===== Materials provided

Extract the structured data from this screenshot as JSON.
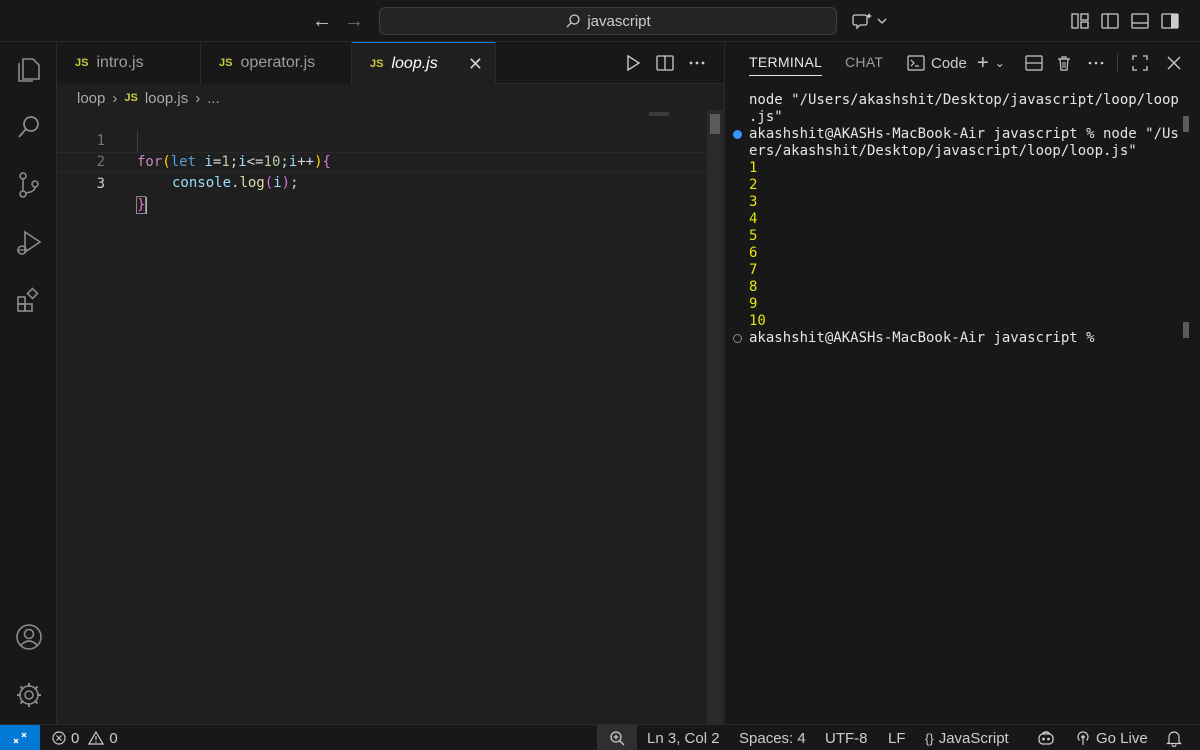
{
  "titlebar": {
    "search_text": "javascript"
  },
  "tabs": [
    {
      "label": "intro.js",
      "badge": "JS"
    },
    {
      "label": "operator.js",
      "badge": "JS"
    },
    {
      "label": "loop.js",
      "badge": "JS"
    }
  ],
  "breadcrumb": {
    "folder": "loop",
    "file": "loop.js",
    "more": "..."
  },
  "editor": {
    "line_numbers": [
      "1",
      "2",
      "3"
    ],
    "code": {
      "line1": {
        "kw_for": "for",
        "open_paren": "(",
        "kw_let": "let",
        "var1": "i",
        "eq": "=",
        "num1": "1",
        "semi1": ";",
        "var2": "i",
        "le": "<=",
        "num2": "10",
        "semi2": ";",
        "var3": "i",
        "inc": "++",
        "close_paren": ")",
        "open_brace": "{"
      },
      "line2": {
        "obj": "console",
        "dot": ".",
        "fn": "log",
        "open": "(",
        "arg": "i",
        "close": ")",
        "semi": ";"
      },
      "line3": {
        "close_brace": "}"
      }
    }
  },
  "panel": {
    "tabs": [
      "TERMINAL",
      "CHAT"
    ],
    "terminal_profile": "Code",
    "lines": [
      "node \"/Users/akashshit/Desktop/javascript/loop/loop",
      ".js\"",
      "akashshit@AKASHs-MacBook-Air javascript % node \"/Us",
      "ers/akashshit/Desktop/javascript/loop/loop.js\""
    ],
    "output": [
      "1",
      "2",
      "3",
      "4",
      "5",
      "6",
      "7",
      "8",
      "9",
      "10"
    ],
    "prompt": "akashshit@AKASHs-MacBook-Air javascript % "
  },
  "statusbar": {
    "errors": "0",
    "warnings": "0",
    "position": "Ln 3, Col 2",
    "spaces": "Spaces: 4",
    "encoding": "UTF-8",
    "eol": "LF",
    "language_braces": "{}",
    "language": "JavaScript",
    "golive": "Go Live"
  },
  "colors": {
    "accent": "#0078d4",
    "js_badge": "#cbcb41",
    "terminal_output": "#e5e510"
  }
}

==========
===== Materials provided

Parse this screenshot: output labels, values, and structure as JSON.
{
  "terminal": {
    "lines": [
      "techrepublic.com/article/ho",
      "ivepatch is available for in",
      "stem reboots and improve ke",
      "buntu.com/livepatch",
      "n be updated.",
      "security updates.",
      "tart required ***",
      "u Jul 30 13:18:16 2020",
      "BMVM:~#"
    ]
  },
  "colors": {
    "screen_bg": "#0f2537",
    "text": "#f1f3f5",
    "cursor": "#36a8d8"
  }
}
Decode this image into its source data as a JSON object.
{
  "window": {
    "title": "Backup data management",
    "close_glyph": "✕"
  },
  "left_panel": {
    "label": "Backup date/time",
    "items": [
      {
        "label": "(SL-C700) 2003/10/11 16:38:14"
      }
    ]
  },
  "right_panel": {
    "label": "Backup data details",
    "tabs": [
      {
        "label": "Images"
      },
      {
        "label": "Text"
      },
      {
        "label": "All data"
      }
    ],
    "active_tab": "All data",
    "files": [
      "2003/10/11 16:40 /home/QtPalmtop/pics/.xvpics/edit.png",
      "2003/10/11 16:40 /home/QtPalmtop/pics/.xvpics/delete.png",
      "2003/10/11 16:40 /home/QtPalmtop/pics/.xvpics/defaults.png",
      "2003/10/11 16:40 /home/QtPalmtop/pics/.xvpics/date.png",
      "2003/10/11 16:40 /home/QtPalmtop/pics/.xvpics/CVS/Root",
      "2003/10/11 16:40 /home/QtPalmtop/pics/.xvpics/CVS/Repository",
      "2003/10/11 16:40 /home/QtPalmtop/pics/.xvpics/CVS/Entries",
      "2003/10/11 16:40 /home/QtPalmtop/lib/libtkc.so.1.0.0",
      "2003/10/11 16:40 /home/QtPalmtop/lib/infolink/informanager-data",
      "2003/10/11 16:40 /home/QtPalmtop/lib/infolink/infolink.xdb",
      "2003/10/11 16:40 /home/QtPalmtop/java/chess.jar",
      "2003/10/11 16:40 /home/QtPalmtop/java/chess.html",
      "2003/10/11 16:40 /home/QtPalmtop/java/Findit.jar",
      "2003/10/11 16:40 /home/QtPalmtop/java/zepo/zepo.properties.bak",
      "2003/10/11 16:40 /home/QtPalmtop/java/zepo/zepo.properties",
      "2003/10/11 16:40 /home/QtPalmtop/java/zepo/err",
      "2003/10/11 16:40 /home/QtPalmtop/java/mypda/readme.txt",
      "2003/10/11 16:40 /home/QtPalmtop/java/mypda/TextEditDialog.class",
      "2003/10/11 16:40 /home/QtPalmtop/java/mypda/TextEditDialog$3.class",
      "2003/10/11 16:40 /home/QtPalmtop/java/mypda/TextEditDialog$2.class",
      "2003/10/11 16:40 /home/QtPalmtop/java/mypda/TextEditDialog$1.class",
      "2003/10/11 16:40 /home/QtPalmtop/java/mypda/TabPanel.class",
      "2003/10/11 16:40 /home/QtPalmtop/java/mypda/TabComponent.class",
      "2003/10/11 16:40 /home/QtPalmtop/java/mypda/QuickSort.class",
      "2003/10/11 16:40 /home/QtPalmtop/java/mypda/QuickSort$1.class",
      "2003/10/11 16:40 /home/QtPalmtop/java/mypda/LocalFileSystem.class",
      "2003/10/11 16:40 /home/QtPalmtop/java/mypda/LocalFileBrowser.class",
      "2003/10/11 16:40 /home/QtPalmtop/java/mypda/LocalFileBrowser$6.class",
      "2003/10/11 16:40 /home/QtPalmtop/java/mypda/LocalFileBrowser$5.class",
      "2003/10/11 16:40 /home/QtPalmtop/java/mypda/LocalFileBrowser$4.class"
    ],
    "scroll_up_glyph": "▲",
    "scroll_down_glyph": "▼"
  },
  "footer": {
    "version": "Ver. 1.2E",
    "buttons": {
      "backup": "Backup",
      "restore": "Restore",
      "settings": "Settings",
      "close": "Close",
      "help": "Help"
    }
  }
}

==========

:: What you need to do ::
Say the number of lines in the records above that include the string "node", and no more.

:: Expected output ::
2